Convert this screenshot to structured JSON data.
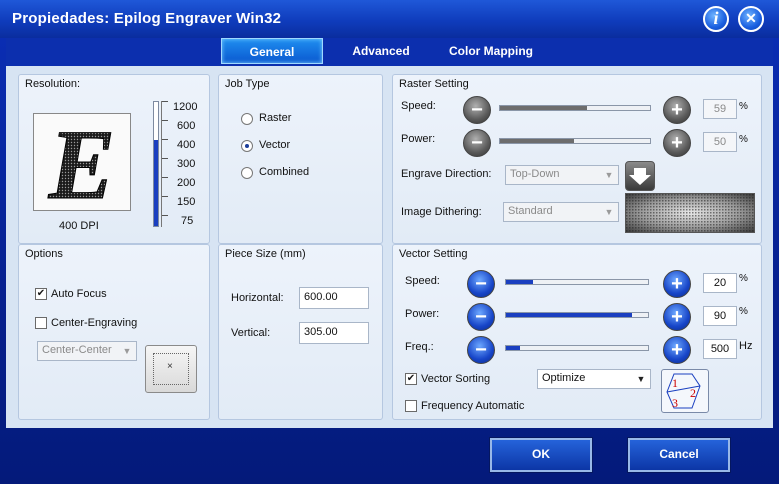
{
  "window": {
    "title": "Propiedades: Epilog Engraver Win32"
  },
  "title_buttons": {
    "info": "i",
    "close": "✕"
  },
  "tabs": [
    {
      "label": "General"
    },
    {
      "label": "Advanced"
    },
    {
      "label": "Color Mapping"
    }
  ],
  "resolution": {
    "title": "Resolution:",
    "preview_letter": "E",
    "dpi_label": "400 DPI",
    "scale": [
      "1200",
      "600",
      "400",
      "300",
      "200",
      "150",
      "75"
    ],
    "selected": "400"
  },
  "job_type": {
    "title": "Job Type",
    "options": [
      "Raster",
      "Vector",
      "Combined"
    ],
    "selected": "Vector"
  },
  "raster": {
    "title": "Raster Setting",
    "speed_label": "Speed:",
    "speed_value": "59",
    "speed_unit": "%",
    "power_label": "Power:",
    "power_value": "50",
    "power_unit": "%",
    "engrave_direction_label": "Engrave Direction:",
    "engrave_direction": "Top-Down",
    "dithering_label": "Image Dithering:",
    "dithering": "Standard"
  },
  "options": {
    "title": "Options",
    "auto_focus_label": "Auto Focus",
    "auto_focus": true,
    "center_engraving_label": "Center-Engraving",
    "center_engraving": false,
    "center_mode": "Center-Center",
    "center_mark": "×"
  },
  "piece_size": {
    "title": "Piece Size (mm)",
    "horizontal_label": "Horizontal:",
    "horizontal": "600.00",
    "vertical_label": "Vertical:",
    "vertical": "305.00"
  },
  "vector": {
    "title": "Vector Setting",
    "speed_label": "Speed:",
    "speed_value": "20",
    "speed_unit": "%",
    "power_label": "Power:",
    "power_value": "90",
    "power_unit": "%",
    "freq_label": "Freq.:",
    "freq_value": "500",
    "freq_unit": "Hz",
    "vector_sorting_label": "Vector Sorting",
    "vector_sorting": true,
    "sort_mode": "Optimize",
    "frequency_automatic_label": "Frequency Automatic",
    "frequency_automatic": false,
    "sort_icon_numbers": [
      "1",
      "2",
      "3"
    ]
  },
  "buttons": {
    "ok": "OK",
    "cancel": "Cancel"
  },
  "controls": {
    "minus": "−",
    "plus": "+",
    "dropdown": "▼"
  },
  "colors": {
    "titlebar": "#1f58d8",
    "panel_bg": "#e7eef8",
    "accent_blue": "#1745c8",
    "active_tab": "#1f8ef0"
  }
}
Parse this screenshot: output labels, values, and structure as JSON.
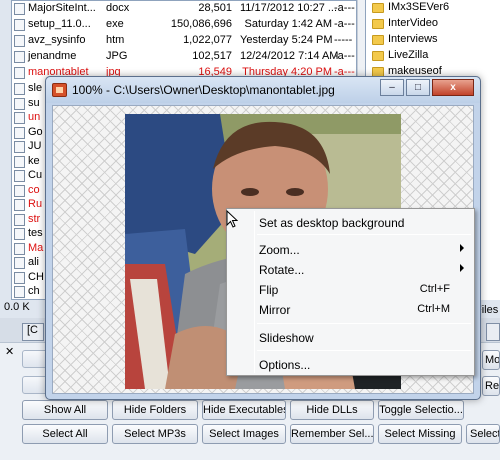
{
  "files": [
    {
      "name": "MajorSiteInt...",
      "ext": "docx",
      "size": "28,501",
      "date": "11/17/2012 10:27 ...",
      "attr": "-a---",
      "red": false
    },
    {
      "name": "setup_11.0...",
      "ext": "exe",
      "size": "150,086,696",
      "date": "Saturday 1:42 AM",
      "attr": "-a---",
      "red": false
    },
    {
      "name": "avz_sysinfo",
      "ext": "htm",
      "size": "1,022,077",
      "date": "Yesterday 5:24 PM",
      "attr": "-----",
      "red": false
    },
    {
      "name": "jenandme",
      "ext": "JPG",
      "size": "102,517",
      "date": "12/24/2012 7:14 AM",
      "attr": "-a---",
      "red": false
    },
    {
      "name": "manontablet",
      "ext": "jpg",
      "size": "16,549",
      "date": "Thursday 4:20 PM",
      "attr": "-a---",
      "red": true
    }
  ],
  "left_partial_rows": [
    {
      "text": "sle",
      "red": false
    },
    {
      "text": "su",
      "red": false
    },
    {
      "text": "un",
      "red": true
    },
    {
      "text": "Go",
      "red": false
    },
    {
      "text": "JU",
      "red": false
    },
    {
      "text": "ke",
      "red": false
    },
    {
      "text": "Cu",
      "red": false
    },
    {
      "text": "co",
      "red": true
    },
    {
      "text": "Ru",
      "red": true
    },
    {
      "text": "str",
      "red": true
    },
    {
      "text": "tes",
      "red": false
    },
    {
      "text": "Ma",
      "red": true
    },
    {
      "text": "ali",
      "red": false
    },
    {
      "text": "CH",
      "red": false
    },
    {
      "text": "ch",
      "red": false
    }
  ],
  "folders": [
    "IMx3SEVer6",
    "InterVideo",
    "Interviews",
    "LiveZilla",
    "makeuseof"
  ],
  "status": {
    "size_text": "0.0 K",
    "files_label": "Files"
  },
  "tabs": {
    "left_tab": "[C",
    "close_glyph": "✕"
  },
  "viewer": {
    "title": "100% - C:\\Users\\Owner\\Desktop\\manontablet.jpg",
    "minimize": "‒",
    "maximize": "□",
    "close": "x"
  },
  "context_menu": {
    "items": [
      {
        "label": "Set as desktop background",
        "shortcut": "",
        "submenu": false
      },
      {
        "label": "Zoom...",
        "shortcut": "",
        "submenu": true
      },
      {
        "label": "Rotate...",
        "shortcut": "",
        "submenu": true
      },
      {
        "label": "Flip",
        "shortcut": "Ctrl+F",
        "submenu": false
      },
      {
        "label": "Mirror",
        "shortcut": "Ctrl+M",
        "submenu": false
      },
      {
        "label": "Slideshow",
        "shortcut": "",
        "submenu": false
      },
      {
        "label": "Options...",
        "shortcut": "",
        "submenu": false
      }
    ]
  },
  "buttons_row1": [
    "Show All",
    "Hide Folders",
    "Hide Executables",
    "Hide DLLs",
    "Toggle Selectio..."
  ],
  "buttons_row2": [
    "Select All",
    "Select MP3s",
    "Select Images",
    "Remember Sel...",
    "Select Missing",
    "Select"
  ],
  "right_partial_labels": [
    "Mo",
    "Regis"
  ],
  "colors": {
    "highlight_red": "#dd1111",
    "folder_yellow": "#f3c94b",
    "titlebar_blue": "#c2d3ea"
  }
}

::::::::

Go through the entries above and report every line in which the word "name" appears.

**Task answer:**
      "name": "MajorSiteInt...",
      "name": "setup_11.0...",
      "name": "avz_sysinfo",
      "name": "jenandme",
      "name": "manontablet",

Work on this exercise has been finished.